TASK STATEMENT>
Among the lines of the records, please find those that contain the word "jeongoogli" and copy them.

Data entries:
╭──

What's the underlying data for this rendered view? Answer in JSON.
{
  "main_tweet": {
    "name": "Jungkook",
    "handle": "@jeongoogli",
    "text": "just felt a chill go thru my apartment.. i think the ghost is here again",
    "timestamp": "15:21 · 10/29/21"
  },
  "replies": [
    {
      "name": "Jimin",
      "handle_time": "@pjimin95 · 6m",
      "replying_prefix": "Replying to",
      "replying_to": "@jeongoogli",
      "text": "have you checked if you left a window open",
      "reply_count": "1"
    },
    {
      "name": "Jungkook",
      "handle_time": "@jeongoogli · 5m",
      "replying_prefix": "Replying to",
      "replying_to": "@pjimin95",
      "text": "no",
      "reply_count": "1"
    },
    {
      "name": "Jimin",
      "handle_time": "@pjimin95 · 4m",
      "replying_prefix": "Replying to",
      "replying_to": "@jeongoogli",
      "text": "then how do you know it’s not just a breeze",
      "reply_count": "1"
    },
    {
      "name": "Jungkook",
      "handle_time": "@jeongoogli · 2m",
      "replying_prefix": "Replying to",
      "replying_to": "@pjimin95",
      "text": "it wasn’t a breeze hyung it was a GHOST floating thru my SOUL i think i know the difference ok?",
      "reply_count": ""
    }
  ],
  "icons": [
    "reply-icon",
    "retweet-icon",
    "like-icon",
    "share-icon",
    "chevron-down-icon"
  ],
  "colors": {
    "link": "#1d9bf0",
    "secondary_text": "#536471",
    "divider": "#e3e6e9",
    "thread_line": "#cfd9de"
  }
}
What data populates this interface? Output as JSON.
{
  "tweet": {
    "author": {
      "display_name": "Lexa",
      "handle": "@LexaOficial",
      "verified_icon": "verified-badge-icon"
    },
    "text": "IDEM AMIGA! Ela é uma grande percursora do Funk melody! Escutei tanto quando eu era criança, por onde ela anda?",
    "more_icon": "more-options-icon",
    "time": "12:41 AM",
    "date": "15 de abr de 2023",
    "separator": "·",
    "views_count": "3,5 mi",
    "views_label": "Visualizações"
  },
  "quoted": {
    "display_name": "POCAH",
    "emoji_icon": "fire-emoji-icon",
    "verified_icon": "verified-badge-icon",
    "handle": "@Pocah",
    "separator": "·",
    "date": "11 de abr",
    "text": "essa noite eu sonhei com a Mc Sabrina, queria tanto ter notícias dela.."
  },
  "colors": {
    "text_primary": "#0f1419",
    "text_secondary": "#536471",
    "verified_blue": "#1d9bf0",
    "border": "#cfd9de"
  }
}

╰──

FINISHED EXERCISE>
    "handle": "@jeongoogli",
      "replying_to": "@jeongoogli",
      "handle_time": "@jeongoogli · 5m",
      "replying_to": "@jeongoogli",
      "handle_time": "@jeongoogli · 2m",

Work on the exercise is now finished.